Do You Really Have to Pay Temporary Alimony If Your Spouse Can Survive Financially Without Your Help?
Because temporary alimony, also called pendente lite alimony, automatically ends when the divorce becomes final, you might think that it is not the source of much conflict. The ostensible purpose of temporary alimony is to keep the household bills paid and the home mortgage from going into foreclosure while the divorce case is pending. Court decisions that rule on disputes over temporary alimony reveal another motive for ordering this type of alimony, though, namely, to keep the financially disadvantaged spouse from becoming financially dependent on third parties or on the state. Many recipients of alimony, temporary or otherwise, have little or no work experience and have depended on their spouses financially for many years. The court awards them alimony because they have no other source of financial support. What happens, though, when both spouses have substantial wealth in the form of non-marital property? For disputes related to temporary alimony in a high net worth divorce, contact a South Florida alimony lawyer.

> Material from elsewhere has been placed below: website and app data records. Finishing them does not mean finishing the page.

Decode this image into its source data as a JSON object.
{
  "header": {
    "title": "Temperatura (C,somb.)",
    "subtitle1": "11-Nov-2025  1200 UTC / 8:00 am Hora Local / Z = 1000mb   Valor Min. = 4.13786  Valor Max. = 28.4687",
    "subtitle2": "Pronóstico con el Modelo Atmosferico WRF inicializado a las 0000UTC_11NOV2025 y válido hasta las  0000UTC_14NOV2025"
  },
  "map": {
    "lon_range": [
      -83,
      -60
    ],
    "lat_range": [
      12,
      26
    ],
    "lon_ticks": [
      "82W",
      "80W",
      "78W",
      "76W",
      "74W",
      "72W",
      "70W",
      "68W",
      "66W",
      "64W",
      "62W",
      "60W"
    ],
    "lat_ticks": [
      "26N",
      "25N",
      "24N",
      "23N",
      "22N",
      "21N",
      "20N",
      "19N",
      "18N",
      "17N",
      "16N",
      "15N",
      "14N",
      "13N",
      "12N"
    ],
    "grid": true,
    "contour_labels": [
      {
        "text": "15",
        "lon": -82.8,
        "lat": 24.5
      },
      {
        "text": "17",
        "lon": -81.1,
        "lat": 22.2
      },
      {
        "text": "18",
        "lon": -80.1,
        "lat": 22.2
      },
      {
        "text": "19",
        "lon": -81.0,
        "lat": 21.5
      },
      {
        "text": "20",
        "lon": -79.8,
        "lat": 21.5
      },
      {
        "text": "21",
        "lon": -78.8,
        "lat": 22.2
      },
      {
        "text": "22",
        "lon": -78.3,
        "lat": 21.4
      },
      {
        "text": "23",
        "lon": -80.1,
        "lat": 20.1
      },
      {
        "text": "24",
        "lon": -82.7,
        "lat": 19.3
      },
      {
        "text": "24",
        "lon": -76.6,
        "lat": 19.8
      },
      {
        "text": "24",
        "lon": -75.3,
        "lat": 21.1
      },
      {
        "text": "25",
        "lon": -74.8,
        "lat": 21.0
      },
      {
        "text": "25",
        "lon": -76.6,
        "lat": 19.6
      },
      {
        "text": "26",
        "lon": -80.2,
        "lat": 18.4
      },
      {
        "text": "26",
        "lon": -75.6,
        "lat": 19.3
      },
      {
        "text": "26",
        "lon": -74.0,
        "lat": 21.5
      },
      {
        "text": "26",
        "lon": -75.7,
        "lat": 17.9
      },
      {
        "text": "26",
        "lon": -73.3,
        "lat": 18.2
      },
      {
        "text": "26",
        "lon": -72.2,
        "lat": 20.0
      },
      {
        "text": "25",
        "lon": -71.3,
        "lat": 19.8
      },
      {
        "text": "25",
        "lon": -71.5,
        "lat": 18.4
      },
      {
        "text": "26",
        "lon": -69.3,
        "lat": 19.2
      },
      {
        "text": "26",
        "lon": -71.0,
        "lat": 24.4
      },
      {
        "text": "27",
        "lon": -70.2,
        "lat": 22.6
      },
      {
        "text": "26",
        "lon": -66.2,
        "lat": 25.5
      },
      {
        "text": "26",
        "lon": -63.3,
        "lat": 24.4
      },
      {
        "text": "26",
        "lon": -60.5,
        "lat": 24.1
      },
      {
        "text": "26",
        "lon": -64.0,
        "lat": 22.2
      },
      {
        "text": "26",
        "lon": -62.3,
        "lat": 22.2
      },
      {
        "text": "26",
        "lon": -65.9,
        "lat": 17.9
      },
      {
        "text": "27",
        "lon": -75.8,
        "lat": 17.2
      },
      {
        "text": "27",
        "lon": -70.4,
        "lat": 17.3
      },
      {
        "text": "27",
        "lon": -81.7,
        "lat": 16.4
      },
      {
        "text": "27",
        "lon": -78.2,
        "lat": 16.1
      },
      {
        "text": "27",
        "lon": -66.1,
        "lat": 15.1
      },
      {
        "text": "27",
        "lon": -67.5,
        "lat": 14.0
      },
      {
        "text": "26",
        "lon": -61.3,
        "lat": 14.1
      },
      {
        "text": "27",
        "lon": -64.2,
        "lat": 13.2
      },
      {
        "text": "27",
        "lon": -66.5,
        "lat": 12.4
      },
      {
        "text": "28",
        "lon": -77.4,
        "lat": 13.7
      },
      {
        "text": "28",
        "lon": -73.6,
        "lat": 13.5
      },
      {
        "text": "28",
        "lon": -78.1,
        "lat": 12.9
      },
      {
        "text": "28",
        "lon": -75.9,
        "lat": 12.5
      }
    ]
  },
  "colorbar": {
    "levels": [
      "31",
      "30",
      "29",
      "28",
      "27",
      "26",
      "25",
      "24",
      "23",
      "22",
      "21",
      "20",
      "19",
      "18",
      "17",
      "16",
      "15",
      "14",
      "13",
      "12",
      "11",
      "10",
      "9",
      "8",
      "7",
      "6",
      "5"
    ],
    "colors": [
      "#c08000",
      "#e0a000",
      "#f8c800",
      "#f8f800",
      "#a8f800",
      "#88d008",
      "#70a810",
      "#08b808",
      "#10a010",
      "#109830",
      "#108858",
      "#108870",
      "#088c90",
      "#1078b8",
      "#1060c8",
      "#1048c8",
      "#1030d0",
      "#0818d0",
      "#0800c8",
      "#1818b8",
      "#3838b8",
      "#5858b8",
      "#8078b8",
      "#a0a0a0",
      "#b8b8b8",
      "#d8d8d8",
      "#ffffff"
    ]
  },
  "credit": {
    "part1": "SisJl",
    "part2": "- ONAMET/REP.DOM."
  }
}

When Your Ex-Spouse Has 90 Times as Much Money as You Do
Shoshana Candiotti and Leroy Schechter began dating in 1984, but they did not marry or merge their finances until 2002. Both of them were affluent, but Shoshana’s wealth was a tiny fraction of Leroy’s. Shoshana’s net worth in 2002 was about $1 million; her most valuable asset was her interest in a house she owned jointly with her mother. By contrast, Leroy had a net worth of about $160 million. By the time they divorced, Shoshana was worth about $2 million, while Leroy was worth about $180 million. Before they married, they signed a prenuptial agreement stating that, if they divorced, Shoshana would receive only $260,000 in alimony.
The parties filed for divorce in 2010, and the court ordered Leroy to pay Shoshana $1,000 per week in temporary alimony, as well as paying directly for her travel expenses, domestic help, credit card, and attorney’s fees while the divorce was pending. The divorce was still going on 21 months later, and Leroy filed a motion to terminate the temporary alimony. He argued that the temporary alimony amounted to a windfall for Shoshana; she had already gotten more money in temporary alimony than she would get in lump sum alimony when the divorce became final. The court agreed to terminate all of Leroy’s temporary obligations to Shoshana. When Shoshana appealed the decision, the appeals court ordered Leroy to pay Shoshana’s attorney’s fees, since he was so much wealthier than she was, but it agreed with the trial court’s decision to terminate the other obligations, since Shoshana did not really need all that financial support from Leroy.
Let Us Help You Today
Even if you were wealthy before you married your spouse, you are still entitled to your fair share of the marital property, and a Boca Raton divorce lawyer can help you get it. Contact Schwartz | White for more information.